• [Exercise aim] Every line below that includes the word "data" needs to be copied.
|---|
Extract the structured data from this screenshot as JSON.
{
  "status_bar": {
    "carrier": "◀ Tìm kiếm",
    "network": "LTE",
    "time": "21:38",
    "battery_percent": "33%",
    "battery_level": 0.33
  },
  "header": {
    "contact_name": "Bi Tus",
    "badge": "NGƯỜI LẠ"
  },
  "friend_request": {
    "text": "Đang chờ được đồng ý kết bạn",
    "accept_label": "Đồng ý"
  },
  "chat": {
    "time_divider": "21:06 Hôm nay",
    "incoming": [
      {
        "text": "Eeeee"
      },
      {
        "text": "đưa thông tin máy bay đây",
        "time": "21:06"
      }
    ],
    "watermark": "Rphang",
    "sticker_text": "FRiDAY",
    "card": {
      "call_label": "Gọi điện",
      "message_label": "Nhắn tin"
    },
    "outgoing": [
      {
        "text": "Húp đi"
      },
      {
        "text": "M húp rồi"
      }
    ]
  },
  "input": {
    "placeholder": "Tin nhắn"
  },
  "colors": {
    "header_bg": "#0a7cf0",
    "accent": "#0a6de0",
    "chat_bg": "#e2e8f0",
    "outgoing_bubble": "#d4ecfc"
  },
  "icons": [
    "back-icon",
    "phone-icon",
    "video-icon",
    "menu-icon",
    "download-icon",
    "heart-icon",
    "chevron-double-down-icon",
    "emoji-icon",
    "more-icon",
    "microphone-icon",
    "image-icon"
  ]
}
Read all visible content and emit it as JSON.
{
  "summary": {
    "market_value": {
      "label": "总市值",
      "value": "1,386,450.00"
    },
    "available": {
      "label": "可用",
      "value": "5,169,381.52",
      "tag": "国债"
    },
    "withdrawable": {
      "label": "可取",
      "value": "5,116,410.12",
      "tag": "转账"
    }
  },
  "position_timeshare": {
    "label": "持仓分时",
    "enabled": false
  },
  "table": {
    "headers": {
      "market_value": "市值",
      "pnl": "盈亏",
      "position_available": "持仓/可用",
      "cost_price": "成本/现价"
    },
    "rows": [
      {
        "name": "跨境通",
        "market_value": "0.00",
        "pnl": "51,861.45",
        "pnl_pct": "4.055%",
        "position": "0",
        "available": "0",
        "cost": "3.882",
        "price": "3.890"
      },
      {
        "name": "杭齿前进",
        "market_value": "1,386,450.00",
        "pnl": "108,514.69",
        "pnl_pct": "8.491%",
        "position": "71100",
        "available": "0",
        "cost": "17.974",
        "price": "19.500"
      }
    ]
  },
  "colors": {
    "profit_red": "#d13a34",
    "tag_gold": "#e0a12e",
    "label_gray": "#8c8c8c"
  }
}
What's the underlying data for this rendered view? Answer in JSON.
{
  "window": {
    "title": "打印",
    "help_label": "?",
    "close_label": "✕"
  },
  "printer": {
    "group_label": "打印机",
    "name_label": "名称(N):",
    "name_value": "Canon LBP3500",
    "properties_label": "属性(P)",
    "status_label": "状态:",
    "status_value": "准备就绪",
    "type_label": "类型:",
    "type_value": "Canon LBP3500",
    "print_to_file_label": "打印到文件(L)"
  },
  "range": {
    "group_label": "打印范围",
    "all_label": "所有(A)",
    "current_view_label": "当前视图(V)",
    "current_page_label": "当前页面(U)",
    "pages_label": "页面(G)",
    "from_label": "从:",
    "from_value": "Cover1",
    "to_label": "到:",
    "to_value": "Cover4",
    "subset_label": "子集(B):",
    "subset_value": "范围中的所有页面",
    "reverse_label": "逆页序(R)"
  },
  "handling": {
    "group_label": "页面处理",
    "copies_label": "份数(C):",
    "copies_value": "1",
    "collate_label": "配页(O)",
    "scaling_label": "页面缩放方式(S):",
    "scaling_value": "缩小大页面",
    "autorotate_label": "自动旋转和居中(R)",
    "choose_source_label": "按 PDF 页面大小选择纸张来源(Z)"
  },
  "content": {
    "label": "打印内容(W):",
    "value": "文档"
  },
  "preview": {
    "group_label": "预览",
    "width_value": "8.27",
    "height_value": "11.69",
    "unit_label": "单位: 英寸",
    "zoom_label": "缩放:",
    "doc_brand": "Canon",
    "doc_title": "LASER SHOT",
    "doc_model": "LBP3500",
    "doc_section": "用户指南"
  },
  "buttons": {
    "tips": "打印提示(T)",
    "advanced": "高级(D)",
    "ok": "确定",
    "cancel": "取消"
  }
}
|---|
• [Expected answer]
Extract the structured data from this screenshot as JSON.
What's the underlying data for this rendered view? Answer in JSON.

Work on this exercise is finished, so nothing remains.